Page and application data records
======
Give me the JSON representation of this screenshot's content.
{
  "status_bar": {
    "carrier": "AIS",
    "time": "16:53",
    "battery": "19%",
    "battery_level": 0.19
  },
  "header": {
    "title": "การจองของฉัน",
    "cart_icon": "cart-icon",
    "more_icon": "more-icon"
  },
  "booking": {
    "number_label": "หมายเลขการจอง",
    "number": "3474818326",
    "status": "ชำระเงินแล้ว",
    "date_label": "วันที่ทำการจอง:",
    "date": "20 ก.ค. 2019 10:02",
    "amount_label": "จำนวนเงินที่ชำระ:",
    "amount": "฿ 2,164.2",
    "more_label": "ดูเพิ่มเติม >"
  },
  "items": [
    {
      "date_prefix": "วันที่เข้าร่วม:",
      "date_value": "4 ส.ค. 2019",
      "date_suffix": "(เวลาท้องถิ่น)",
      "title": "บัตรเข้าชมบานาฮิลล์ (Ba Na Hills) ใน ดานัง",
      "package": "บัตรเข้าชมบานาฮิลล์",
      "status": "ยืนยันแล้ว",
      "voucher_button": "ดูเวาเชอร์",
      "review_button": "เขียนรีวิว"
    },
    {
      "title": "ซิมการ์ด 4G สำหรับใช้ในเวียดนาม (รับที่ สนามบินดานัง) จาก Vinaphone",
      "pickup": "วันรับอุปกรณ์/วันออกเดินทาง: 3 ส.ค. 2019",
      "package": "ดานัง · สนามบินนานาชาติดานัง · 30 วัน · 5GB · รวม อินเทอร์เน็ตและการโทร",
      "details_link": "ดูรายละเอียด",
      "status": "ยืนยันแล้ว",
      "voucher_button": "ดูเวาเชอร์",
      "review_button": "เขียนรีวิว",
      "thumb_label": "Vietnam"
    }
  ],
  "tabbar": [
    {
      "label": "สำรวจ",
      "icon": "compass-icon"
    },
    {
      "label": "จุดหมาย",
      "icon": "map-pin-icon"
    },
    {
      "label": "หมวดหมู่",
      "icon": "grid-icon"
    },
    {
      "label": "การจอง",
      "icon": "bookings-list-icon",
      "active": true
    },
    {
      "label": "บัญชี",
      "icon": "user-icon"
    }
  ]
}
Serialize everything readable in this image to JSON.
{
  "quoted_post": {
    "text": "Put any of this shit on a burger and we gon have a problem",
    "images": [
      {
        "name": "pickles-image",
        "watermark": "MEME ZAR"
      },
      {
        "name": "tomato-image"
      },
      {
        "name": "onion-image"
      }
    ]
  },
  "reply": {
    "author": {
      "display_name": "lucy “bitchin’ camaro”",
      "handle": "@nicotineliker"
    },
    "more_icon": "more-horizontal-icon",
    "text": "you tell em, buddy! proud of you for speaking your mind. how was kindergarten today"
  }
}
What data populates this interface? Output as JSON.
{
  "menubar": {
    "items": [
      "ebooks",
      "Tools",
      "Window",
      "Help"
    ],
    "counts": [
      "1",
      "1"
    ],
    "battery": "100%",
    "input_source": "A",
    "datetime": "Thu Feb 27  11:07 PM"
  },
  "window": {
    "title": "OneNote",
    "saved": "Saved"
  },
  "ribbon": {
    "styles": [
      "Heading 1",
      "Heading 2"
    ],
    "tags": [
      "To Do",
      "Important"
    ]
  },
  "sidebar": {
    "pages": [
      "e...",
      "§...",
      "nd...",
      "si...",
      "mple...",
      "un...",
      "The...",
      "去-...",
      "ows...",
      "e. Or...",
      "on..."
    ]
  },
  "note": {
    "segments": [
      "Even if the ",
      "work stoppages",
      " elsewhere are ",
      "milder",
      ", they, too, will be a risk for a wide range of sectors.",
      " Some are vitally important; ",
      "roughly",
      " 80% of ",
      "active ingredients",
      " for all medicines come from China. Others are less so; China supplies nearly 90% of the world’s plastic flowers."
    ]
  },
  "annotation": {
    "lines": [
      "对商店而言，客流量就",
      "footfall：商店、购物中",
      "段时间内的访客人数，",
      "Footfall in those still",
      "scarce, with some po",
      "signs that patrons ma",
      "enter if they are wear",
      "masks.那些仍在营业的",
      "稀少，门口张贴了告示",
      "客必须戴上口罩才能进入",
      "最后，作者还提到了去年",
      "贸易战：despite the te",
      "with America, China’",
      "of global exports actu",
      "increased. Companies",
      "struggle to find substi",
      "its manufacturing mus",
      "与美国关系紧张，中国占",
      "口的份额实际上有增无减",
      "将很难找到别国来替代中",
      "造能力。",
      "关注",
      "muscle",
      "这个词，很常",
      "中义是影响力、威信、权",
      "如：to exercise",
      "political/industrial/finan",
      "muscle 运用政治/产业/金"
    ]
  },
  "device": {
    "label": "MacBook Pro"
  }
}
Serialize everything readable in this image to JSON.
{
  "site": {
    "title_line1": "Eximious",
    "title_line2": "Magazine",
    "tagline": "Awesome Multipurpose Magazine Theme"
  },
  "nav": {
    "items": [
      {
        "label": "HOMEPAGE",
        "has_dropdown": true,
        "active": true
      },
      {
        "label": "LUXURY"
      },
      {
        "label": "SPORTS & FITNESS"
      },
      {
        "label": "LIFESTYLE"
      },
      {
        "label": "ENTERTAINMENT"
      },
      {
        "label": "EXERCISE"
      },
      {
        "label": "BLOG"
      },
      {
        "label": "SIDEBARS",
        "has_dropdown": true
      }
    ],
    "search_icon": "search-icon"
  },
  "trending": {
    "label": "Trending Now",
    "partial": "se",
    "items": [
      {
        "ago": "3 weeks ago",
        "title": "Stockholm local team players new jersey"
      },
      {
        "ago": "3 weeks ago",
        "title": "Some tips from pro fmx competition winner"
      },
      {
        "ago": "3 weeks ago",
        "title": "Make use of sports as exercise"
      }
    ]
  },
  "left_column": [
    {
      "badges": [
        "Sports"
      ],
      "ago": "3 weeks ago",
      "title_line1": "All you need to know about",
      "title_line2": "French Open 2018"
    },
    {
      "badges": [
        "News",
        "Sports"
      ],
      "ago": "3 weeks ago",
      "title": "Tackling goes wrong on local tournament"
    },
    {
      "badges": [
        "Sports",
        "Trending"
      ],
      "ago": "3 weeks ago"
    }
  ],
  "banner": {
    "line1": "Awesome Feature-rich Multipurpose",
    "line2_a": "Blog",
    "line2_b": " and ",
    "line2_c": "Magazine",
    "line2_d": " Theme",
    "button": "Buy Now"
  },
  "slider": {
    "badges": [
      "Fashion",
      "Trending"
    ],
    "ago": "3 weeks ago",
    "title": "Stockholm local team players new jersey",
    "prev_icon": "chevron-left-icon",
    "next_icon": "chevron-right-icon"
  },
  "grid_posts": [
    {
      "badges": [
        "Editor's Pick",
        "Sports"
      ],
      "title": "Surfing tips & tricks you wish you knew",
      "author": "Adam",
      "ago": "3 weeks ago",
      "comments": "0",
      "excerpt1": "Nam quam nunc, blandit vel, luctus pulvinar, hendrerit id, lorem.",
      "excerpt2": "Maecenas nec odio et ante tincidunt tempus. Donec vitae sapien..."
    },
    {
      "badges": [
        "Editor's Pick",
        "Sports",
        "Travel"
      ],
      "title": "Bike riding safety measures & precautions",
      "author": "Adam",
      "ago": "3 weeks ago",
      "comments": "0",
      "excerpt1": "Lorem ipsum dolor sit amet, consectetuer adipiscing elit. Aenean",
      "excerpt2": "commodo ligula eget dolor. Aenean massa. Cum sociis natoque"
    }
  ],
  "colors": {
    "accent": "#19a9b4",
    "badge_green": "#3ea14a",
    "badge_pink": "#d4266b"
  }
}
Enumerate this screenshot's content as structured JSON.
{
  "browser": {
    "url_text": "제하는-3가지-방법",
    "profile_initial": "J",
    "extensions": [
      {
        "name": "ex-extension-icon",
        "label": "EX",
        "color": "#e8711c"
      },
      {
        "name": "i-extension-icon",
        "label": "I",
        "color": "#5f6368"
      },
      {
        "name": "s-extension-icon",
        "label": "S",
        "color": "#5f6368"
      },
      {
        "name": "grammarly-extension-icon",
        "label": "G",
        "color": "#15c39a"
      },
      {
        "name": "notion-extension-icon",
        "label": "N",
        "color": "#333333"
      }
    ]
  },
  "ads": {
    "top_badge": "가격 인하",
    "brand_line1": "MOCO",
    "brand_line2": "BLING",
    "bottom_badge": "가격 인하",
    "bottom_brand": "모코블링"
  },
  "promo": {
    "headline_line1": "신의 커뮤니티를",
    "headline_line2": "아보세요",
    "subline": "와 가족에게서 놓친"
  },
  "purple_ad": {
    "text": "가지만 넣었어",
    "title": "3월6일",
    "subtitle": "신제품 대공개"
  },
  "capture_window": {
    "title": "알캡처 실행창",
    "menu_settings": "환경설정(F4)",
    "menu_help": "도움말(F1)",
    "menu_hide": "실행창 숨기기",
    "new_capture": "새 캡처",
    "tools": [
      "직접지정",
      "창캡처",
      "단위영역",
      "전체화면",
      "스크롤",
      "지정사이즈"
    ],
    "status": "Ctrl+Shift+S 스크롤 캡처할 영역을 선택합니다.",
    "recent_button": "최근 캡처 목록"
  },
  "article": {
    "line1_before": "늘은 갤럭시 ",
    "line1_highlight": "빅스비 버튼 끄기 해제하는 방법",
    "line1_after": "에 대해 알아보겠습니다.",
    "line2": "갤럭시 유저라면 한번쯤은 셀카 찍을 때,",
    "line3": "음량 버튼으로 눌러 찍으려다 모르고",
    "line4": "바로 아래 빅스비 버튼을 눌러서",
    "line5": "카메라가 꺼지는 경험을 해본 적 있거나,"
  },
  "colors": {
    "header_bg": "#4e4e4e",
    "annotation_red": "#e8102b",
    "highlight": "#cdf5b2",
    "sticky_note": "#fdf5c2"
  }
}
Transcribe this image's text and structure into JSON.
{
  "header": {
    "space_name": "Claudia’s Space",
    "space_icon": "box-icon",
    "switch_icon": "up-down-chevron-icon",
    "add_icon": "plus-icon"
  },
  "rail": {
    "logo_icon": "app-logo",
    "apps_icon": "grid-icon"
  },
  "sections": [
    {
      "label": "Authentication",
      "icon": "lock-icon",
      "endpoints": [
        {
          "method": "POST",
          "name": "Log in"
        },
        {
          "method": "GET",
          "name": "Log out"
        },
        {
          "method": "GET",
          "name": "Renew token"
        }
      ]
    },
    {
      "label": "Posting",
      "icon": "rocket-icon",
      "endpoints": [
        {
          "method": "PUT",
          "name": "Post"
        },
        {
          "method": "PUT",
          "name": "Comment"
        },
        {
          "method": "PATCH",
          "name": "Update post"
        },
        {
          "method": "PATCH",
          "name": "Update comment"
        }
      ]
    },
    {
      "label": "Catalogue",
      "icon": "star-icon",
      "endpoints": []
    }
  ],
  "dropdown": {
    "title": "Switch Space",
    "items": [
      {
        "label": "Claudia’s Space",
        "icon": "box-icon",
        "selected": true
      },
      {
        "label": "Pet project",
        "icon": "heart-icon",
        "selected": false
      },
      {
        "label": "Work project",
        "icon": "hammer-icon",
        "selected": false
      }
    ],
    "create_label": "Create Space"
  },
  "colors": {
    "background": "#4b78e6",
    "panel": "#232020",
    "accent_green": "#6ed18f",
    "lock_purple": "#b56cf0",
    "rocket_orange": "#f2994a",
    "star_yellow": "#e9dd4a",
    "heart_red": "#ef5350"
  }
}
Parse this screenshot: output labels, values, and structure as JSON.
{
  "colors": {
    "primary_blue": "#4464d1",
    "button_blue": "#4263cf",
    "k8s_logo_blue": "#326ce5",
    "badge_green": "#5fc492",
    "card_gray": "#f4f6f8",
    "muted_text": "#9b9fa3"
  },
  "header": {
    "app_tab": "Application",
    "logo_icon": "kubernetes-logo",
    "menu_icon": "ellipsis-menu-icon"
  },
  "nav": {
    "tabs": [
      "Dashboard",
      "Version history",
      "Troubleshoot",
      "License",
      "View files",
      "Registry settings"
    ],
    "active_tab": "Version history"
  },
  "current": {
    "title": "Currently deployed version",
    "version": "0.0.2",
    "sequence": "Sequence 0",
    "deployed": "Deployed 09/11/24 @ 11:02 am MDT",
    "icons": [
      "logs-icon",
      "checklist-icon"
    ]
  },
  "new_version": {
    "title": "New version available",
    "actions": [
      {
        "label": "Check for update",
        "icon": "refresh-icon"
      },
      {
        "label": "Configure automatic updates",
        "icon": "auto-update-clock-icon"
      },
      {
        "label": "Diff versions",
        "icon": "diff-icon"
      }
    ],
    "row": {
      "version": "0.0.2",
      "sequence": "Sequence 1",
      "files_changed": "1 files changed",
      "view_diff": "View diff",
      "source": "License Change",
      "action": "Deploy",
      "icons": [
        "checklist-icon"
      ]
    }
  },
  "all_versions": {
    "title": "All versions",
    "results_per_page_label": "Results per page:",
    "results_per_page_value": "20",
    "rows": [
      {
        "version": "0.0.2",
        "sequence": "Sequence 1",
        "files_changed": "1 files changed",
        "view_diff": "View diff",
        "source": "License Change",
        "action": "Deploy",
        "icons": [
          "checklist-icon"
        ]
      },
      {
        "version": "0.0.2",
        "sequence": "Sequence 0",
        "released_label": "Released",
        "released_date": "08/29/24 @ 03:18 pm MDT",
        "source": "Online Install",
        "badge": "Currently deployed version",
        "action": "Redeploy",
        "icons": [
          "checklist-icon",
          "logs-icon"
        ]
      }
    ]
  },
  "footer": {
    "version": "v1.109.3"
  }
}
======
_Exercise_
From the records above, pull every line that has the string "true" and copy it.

_Output of the exercise_
      "active": true
        "has_dropdown": true,
        "active": true
        "has_dropdown": true
        "selected": true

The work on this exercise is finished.